“While it is a relief to see the court in Dhaka granting bail to Shahidul Alam, it is by no means certain that he is free. The government is still determined to appeal in its ill-conceived pursuit of Shahidul on ridiculous charges under Bangladesh’s draconian laws. Those charges must be dropped immediately and Shahidul should be released unconditionally and his freedoms restored – freedoms which should never have been taken away,” said Salil Tripathi, Chair of PEN’s Writers in Prison Committee.

15th November 2018

PEN International’s Day of the Imprisoned Writer


Arundhati Roy by Shahidul Alam

Dear Shahidul,

It’s been more than a hundred days now since they took you away. Times aren’t easy in your country or in mine, so when we first heard that unknown men had abducted you from your home, of course we feared the worst. Were you going to be “encountered” (our word in India for extra-judicial murder by security forces) or killed by “non-state actors”? Would your body be found in an alley, or floating in some shallow pond on the outskirts of Dhaka?
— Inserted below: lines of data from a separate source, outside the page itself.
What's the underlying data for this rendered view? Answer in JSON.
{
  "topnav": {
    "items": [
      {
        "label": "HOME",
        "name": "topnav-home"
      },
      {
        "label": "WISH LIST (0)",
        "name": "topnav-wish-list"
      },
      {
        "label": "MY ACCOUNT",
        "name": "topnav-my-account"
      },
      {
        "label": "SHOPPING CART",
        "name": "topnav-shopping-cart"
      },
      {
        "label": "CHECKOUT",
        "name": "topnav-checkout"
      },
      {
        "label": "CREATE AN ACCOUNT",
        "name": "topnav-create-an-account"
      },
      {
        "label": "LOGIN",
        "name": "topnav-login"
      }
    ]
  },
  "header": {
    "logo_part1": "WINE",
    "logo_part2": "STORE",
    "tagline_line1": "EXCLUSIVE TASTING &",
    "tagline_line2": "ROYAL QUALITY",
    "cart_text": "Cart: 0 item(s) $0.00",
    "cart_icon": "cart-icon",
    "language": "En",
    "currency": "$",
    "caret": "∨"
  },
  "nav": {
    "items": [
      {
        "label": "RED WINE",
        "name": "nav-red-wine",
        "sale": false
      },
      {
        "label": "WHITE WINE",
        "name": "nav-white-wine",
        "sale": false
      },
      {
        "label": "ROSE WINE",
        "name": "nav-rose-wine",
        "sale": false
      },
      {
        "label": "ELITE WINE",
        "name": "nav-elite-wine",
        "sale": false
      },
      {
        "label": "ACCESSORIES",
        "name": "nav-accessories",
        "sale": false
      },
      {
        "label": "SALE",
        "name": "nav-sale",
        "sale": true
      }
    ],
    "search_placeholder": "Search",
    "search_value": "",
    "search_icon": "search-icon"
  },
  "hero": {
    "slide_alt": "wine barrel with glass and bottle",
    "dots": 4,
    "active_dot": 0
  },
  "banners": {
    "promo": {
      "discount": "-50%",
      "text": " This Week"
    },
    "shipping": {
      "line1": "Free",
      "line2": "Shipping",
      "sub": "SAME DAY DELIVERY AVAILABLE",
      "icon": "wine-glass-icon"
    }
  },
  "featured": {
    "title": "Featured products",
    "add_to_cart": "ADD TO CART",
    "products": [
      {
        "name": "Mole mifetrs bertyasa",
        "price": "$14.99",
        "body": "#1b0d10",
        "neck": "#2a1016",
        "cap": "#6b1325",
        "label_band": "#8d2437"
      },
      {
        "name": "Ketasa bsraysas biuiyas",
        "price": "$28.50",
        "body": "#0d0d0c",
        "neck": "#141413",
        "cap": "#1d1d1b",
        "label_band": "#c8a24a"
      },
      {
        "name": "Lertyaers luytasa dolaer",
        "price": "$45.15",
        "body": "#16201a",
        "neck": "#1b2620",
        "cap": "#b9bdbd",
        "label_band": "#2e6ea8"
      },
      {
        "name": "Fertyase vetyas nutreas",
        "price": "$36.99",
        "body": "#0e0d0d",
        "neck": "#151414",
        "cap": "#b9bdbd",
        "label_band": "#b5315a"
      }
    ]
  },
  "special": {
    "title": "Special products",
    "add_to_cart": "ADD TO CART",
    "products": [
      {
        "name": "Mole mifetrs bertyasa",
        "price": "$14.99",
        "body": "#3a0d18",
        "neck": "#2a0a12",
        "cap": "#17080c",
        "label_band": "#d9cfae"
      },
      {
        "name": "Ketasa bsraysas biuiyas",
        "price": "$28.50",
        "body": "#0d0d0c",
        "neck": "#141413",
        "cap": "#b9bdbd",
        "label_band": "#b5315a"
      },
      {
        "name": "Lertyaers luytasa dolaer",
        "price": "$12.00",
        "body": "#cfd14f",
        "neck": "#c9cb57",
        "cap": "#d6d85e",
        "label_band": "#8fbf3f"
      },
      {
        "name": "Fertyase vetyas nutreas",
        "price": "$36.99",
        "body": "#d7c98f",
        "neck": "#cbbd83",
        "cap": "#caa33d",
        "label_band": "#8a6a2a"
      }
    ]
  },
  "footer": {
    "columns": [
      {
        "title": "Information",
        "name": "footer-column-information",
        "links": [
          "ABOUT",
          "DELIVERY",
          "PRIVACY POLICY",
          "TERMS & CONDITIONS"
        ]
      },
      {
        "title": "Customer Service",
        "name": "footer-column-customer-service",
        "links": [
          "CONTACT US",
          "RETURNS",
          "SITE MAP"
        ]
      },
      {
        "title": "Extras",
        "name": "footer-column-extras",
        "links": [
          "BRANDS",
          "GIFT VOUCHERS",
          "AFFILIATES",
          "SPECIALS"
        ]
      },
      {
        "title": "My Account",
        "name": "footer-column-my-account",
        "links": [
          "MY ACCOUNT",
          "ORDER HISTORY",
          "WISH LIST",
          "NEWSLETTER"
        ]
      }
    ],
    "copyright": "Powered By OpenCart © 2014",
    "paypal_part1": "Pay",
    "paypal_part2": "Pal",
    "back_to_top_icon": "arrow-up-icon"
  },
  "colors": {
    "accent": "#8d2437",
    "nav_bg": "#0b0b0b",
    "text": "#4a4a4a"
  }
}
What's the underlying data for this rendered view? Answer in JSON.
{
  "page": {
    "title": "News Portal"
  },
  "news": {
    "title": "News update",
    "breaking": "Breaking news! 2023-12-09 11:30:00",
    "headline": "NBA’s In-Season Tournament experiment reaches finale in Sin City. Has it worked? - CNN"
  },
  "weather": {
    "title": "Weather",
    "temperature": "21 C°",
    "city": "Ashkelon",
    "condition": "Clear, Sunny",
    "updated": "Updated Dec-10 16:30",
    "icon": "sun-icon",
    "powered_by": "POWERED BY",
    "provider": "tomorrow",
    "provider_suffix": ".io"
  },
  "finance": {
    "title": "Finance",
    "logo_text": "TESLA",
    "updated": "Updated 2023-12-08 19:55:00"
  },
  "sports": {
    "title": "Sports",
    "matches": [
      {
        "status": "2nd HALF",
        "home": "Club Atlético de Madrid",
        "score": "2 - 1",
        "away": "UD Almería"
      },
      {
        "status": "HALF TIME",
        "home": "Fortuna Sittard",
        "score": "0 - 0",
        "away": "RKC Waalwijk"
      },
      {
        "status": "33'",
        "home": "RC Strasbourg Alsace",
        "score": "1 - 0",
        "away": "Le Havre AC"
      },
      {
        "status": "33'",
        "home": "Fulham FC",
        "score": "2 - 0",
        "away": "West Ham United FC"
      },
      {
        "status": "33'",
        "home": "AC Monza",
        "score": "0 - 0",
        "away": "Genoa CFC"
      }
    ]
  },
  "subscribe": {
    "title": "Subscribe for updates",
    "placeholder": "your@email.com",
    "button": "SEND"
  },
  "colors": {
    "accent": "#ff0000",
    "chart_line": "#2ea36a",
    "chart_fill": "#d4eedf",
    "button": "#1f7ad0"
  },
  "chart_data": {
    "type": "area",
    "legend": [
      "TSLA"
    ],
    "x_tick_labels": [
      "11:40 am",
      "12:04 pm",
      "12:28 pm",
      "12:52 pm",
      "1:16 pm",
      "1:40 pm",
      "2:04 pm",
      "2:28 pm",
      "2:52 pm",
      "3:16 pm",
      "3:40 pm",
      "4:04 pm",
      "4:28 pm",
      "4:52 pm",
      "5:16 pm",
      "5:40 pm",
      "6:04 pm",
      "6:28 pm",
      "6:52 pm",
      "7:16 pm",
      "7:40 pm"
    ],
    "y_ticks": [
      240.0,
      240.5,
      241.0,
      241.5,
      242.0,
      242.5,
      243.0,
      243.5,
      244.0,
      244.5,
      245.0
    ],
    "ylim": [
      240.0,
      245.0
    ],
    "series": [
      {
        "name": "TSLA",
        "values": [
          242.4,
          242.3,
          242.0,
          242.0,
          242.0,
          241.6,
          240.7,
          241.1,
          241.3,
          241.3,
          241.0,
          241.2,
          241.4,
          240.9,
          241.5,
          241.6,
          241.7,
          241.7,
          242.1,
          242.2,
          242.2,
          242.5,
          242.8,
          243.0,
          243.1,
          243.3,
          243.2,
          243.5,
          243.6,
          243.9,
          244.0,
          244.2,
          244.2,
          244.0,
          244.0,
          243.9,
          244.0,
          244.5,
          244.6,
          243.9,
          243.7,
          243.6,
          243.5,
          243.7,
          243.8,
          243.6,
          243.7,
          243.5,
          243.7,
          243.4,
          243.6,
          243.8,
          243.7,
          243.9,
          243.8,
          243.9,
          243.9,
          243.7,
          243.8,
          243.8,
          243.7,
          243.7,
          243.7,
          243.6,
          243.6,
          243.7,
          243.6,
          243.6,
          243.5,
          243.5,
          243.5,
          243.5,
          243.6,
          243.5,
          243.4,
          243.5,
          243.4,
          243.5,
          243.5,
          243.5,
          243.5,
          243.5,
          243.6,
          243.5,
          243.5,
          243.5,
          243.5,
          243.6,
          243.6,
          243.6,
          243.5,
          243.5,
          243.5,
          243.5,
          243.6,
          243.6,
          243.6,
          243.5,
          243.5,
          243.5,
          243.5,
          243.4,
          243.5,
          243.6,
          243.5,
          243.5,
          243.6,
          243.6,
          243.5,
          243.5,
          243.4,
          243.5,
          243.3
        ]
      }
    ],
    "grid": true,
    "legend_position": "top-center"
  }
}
When your arrest was announced and you surfaced alive in a police station, our first reaction was one of sheer joy.

Am I really writing to you? Perhaps not. If I were, I wouldn’t need to say very much beyond, “Dearest Shahidul, no matter how lonely your prison cell, know that we have our eyes on you. We are looking out for you.”

Venturing Into The Impossible

” Any sufficiently advanced technology is indistinguishable from magic.”
Sir Arthur C Clarke?(16 December 1917?? 19 March 2008)
“Oh you are going to take pictures? Let me put on my sincere smile. Don’t manage it all the time.” He chuckled, as he stroked his belly. I should have been awed by a man who had propagated the idea of the geostationary satellite. Arthur C Clarke was the author of one of the most significant books on science fiction, and has inspired the names of lost dinosaurs and spacecraft. I had not been sure what to expect. But he quickly put me at ease. “I’ll protect you from Pepsi.” He said, stroking the Chihuahua that curled up on his lap. “He fought a hound.”
arthur-c-clarke-bw-2482.jpg
Sir Arthur C Clarke who died early morning on the 19th March 2008 at a hospital in Colombo, Sri Lanka, where he had lived since the 1950s. ? 2001. Shahidul Alam/Drik/Majority World

Online Lifeline

Taslima Nasreen in hiding 1994
Taslima Nasreen in hiding after receiving a death threat from Islamic fundamentalists. Photo by Shahidul Alam/Drik/Majority World

Third World activists are using global connections to pressure the powers-that-be and even save lives.

Bangladeshi photographer Shahidul Alam has little doubt about the subversive potential of the Internet in his country.

Come out, we won’t shoot. The sound of a police megaphone jolted us to attention. After they left our little flat in Dhaka I went up to the roof to try and find the person they thought we were hiding. I found no-one, but the raid made us realize that the nine-year-old dictatorship of General Ershad was feeling the pressure.

Running Drik, a photo library set up to promote a more positive view of developing countries, we were already in the business of disseminating information. Up to this point we had managed quietly to distribute our photographs abroad through helpful friends. Now the need was more urgent: we had to prevent further bloodshed. We couldn’t phone or fax since none of us had an overseas line. Two days later in December 1990, when General Ershad did finally step down, we began collecting the money for the line.